WORKING DATA Start Marker

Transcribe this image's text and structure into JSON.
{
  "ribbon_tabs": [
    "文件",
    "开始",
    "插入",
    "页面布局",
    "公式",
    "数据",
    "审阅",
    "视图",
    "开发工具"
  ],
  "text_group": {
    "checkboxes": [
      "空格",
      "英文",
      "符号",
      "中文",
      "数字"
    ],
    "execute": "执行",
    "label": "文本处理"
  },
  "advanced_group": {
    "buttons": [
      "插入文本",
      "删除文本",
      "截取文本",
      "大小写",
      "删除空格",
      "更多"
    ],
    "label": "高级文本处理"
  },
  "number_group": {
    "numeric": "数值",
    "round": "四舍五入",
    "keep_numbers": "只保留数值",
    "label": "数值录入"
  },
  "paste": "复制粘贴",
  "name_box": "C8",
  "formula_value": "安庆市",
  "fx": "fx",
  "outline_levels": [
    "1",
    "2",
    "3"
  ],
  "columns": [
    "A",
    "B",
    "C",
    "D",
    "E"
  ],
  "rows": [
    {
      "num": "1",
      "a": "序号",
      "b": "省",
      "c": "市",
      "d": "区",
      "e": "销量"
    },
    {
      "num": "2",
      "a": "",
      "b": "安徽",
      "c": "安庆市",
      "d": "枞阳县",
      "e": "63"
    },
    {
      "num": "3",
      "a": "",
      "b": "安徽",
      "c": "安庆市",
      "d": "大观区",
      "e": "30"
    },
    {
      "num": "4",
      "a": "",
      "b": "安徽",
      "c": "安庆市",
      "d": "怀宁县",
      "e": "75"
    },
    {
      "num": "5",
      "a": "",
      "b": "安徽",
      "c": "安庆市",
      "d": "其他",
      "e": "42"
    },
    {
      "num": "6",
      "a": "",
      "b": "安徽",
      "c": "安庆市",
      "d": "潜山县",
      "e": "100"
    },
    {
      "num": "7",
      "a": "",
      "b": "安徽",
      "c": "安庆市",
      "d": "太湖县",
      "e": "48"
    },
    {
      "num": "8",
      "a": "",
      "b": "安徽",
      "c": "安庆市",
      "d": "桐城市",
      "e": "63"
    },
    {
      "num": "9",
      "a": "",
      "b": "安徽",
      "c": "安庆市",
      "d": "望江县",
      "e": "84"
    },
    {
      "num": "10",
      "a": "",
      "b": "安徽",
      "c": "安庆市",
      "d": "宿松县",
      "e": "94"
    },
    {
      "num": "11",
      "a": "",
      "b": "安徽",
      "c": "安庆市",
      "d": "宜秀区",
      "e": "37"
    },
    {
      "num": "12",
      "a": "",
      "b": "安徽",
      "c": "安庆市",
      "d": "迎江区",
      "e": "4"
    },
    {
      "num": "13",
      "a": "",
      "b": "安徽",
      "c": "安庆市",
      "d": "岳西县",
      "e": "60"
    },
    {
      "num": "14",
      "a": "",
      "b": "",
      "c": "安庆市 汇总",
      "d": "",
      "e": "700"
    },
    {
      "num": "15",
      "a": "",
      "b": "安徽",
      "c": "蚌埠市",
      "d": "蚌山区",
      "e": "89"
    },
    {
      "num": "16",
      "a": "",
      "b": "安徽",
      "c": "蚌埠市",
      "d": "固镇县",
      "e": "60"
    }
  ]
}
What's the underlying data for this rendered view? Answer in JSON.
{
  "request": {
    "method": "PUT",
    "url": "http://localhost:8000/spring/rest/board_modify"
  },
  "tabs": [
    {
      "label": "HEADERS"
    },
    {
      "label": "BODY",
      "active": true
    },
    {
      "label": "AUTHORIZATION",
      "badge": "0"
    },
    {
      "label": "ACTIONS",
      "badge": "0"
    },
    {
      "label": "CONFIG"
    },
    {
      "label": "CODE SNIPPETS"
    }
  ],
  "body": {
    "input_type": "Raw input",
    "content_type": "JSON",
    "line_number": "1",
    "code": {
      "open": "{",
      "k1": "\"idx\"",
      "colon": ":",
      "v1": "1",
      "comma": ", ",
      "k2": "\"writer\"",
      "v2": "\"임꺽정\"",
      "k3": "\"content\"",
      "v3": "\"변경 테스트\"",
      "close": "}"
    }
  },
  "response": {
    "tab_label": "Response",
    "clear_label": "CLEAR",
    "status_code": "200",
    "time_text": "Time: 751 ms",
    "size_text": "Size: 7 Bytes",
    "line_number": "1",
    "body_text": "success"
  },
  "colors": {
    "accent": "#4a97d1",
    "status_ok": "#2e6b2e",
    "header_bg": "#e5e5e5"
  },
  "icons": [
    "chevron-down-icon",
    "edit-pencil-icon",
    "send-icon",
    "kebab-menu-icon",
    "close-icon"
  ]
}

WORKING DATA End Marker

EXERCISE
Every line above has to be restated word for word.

ANSWER SPACE
Transcribe this image's text and structure into JSON.
{
  "ribbon_tabs": [
    "文件",
    "开始",
    "插入",
    "页面布局",
    "公式",
    "数据",
    "审阅",
    "视图",
    "开发工具"
  ],
  "text_group": {
    "checkboxes": [
      "空格",
      "英文",
      "符号",
      "中文",
      "数字"
    ],
    "execute": "执行",
    "label": "文本处理"
  },
  "advanced_group": {
    "buttons": [
      "插入文本",
      "删除文本",
      "截取文本",
      "大小写",
      "删除空格",
      "更多"
    ],
    "label": "高级文本处理"
  },
  "number_group": {
    "numeric": "数值",
    "round": "四舍五入",
    "keep_numbers": "只保留数值",
    "label": "数值录入"
  },
  "paste": "复制粘贴",
  "name_box": "C8",
  "formula_value": "安庆市",
  "fx": "fx",
  "outline_levels": [
    "1",
    "2",
    "3"
  ],
  "columns": [
    "A",
    "B",
    "C",
    "D",
    "E"
  ],
  "rows": [
    {
      "num": "1",
      "a": "序号",
      "b": "省",
      "c": "市",
      "d": "区",
      "e": "销量"
    },
    {
      "num": "2",
      "a": "",
      "b": "安徽",
      "c": "安庆市",
      "d": "枞阳县",
      "e": "63"
    },
    {
      "num": "3",
      "a": "",
      "b": "安徽",
      "c": "安庆市",
      "d": "大观区",
      "e": "30"
    },
    {
      "num": "4",
      "a": "",
      "b": "安徽",
      "c": "安庆市",
      "d": "怀宁县",
      "e": "75"
    },
    {
      "num": "5",
      "a": "",
      "b": "安徽",
      "c": "安庆市",
      "d": "其他",
      "e": "42"
    },
    {
      "num": "6",
      "a": "",
      "b": "安徽",
      "c": "安庆市",
      "d": "潜山县",
      "e": "100"
    },
    {
      "num": "7",
      "a": "",
      "b": "安徽",
      "c": "安庆市",
      "d": "太湖县",
      "e": "48"
    },
    {
      "num": "8",
      "a": "",
      "b": "安徽",
      "c": "安庆市",
      "d": "桐城市",
      "e": "63"
    },
    {
      "num": "9",
      "a": "",
      "b": "安徽",
      "c": "安庆市",
      "d": "望江县",
      "e": "84"
    },
    {
      "num": "10",
      "a": "",
      "b": "安徽",
      "c": "安庆市",
      "d": "宿松县",
      "e": "94"
    },
    {
      "num": "11",
      "a": "",
      "b": "安徽",
      "c": "安庆市",
      "d": "宜秀区",
      "e": "37"
    },
    {
      "num": "12",
      "a": "",
      "b": "安徽",
      "c": "安庆市",
      "d": "迎江区",
      "e": "4"
    },
    {
      "num": "13",
      "a": "",
      "b": "安徽",
      "c": "安庆市",
      "d": "岳西县",
      "e": "60"
    },
    {
      "num": "14",
      "a": "",
      "b": "",
      "c": "安庆市 汇总",
      "d": "",
      "e": "700"
    },
    {
      "num": "15",
      "a": "",
      "b": "安徽",
      "c": "蚌埠市",
      "d": "蚌山区",
      "e": "89"
    },
    {
      "num": "16",
      "a": "",
      "b": "安徽",
      "c": "蚌埠市",
      "d": "固镇县",
      "e": "60"
    }
  ]
}
What's the underlying data for this rendered view? Answer in JSON.
{
  "request": {
    "method": "PUT",
    "url": "http://localhost:8000/spring/rest/board_modify"
  },
  "tabs": [
    {
      "label": "HEADERS"
    },
    {
      "label": "BODY",
      "active": true
    },
    {
      "label": "AUTHORIZATION",
      "badge": "0"
    },
    {
      "label": "ACTIONS",
      "badge": "0"
    },
    {
      "label": "CONFIG"
    },
    {
      "label": "CODE SNIPPETS"
    }
  ],
  "body": {
    "input_type": "Raw input",
    "content_type": "JSON",
    "line_number": "1",
    "code": {
      "open": "{",
      "k1": "\"idx\"",
      "colon": ":",
      "v1": "1",
      "comma": ", ",
      "k2": "\"writer\"",
      "v2": "\"임꺽정\"",
      "k3": "\"content\"",
      "v3": "\"변경 테스트\"",
      "close": "}"
    }
  },
  "response": {
    "tab_label": "Response",
    "clear_label": "CLEAR",
    "status_code": "200",
    "time_text": "Time: 751 ms",
    "size_text": "Size: 7 Bytes",
    "line_number": "1",
    "body_text": "success"
  },
  "colors": {
    "accent": "#4a97d1",
    "status_ok": "#2e6b2e",
    "header_bg": "#e5e5e5"
  },
  "icons": [
    "chevron-down-icon",
    "edit-pencil-icon",
    "send-icon",
    "kebab-menu-icon",
    "close-icon"
  ]
}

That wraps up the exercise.